days for 26 units or more. The original bill stated that the
timelines were going to be based off calendar days instead of
business days, but instead CALBO was able to specify that
business days was a sounder approach to the policy and these
amendments are in the most recent version of the bill. The bill
passed 74-0 in the Assembly, so the CALBO Legislative Committee
is focusing on providing more feasible timelines since it will
most likely sail through the Senate. Our hope is that some more
amendments to the bill could move CALBO from oppose to neutral
if our amendments are accepted by the author and sponsors. The
following are the amendments for the bill CALBO has provided to
committee consultants and the author’s office:
- A tiered system for permit review that would include 45 business days for housing development projects with 25 or fewer units, 60 business Days for 26-50 units, and 90 business days for 50-100 units.
- Capping these timelines at 100 units due to fears the language could include high-rise residential buildings or to specify in the bill directly that these types of projects are exempt from the requirements.
- Specifying when these timelines are frozen as the permit moves through the review process to provide clarity to our jurisdictions on when they would be following the intended timeline goals in the bill.
CALBO has had multiple conversations with the sponsors of the bill and the author’s office and are hopeful the dialogue can continue as we look to clarify and improve the language in the bill.

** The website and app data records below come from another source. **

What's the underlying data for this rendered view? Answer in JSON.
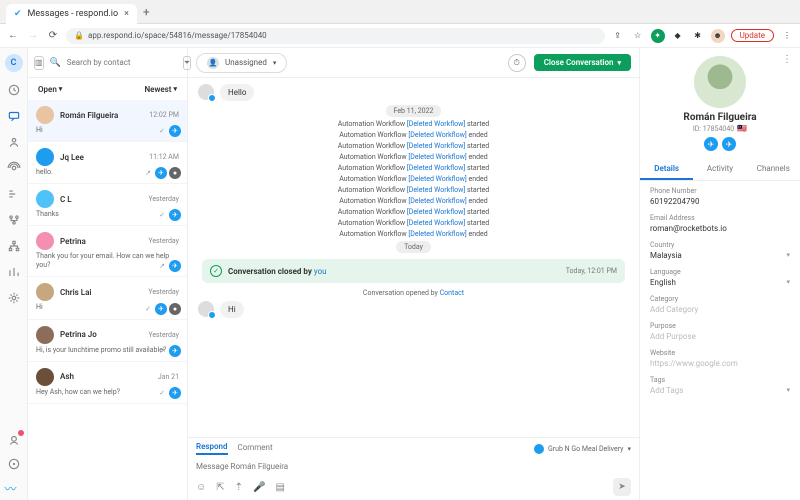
{
  "browser": {
    "tab_title": "Messages - respond.io",
    "url": "app.respond.io/space/54816/message/17854040",
    "update": "Update"
  },
  "rail": {
    "avatar_initial": "C"
  },
  "inbox": {
    "search_placeholder": "Search by contact",
    "filter_open": "Open",
    "filter_newest": "Newest",
    "items": [
      {
        "name": "Román Filgueira",
        "time": "12:02 PM",
        "snippet": "Hi",
        "av_bg": "#e8c5a0"
      },
      {
        "name": "Jq Lee",
        "time": "11:12 AM",
        "snippet": "hello.",
        "av_bg": "#1e9cef"
      },
      {
        "name": "C L",
        "time": "Yesterday",
        "snippet": "Thanks",
        "av_bg": "#4fc3f7"
      },
      {
        "name": "Petrina",
        "time": "Yesterday",
        "snippet": "Thank you for your email. How can we help you?",
        "av_bg": "#f48fb1"
      },
      {
        "name": "Chris Lai",
        "time": "Yesterday",
        "snippet": "Hi",
        "av_bg": "#c5a880"
      },
      {
        "name": "Petrina Jo",
        "time": "Yesterday",
        "snippet": "Hi, is your lunchtime promo still available?",
        "av_bg": "#8c6d5c"
      },
      {
        "name": "Ash",
        "time": "Jan 21",
        "snippet": "Hey Ash, how can we help?",
        "av_bg": "#6b4f3a"
      }
    ]
  },
  "chat": {
    "assignee_label": "Unassigned",
    "close_label": "Close Conversation",
    "incoming1": "Hello",
    "date_pill": "Feb 11, 2022",
    "auto_prefix": "Automation Workflow ",
    "auto_link": "[Deleted Workflow]",
    "auto_events": [
      "started",
      "ended",
      "started",
      "ended",
      "started",
      "ended",
      "started",
      "ended",
      "started",
      "started",
      "ended"
    ],
    "today_pill": "Today",
    "closed_text": "Conversation closed by ",
    "closed_by": "you",
    "closed_time": "Today, 12:01 PM",
    "opened_text": "Conversation opened by ",
    "opened_by": "Contact",
    "incoming2": "Hi",
    "compose": {
      "tab_respond": "Respond",
      "tab_comment": "Comment",
      "channel": "Grub N Go Meal Delivery",
      "placeholder": "Message Román Filgueira"
    }
  },
  "detail": {
    "name": "Román Filgueira",
    "id_label": "ID: 17854040",
    "tabs": {
      "details": "Details",
      "activity": "Activity",
      "channels": "Channels"
    },
    "fields": {
      "phone_label": "Phone Number",
      "phone": "60192204790",
      "email_label": "Email Address",
      "email": "roman@rocketbots.io",
      "country_label": "Country",
      "country": "Malaysia",
      "language_label": "Language",
      "language": "English",
      "category_label": "Category",
      "category_ph": "Add Category",
      "purpose_label": "Purpose",
      "purpose_ph": "Add Purpose",
      "website_label": "Website",
      "website_ph": "https://www.google.com",
      "tags_label": "Tags",
      "tags_ph": "Add Tags"
    }
  }
}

CALBO does not support a shot clock on timelines but is trying to improve the feasibility of the bill for our jurisdictions should it be enacted into law before moving to neutral on the proposed legislation.
- AB 2322: This bill would require the State Fire Marshal in the next code cycle to research and develop mandatory building standards for fire resistance based on occupancy risk categories in very high, high, and moderate California fire hazard severity zones. The most recent amendments provide the Office of the State Fire Marshal flexibility in terms of enacting specific standards on the issue; however, it does include specific regulations for nonresidential, critical infrastructure buildings and legislates code which is where CALBO is most concerned with the bill. CALBO is working with the author’s and sponsors to shore up language and not include specific standards in the bill.
For a full listing of legislative items of interest to CALBO members, please check out our All Bills Report on the CALBO website. There are several notable measures of high interest to CALBO and our stakeholders, which is why we have kept them on our radar and are actively monitoring their progress.
As always, please do not hesitate to reach out to me with any questions or concerns at email@example.com. I look forward to continuing to advocate for our members in Sacramento and sincerely appreciate your continued support.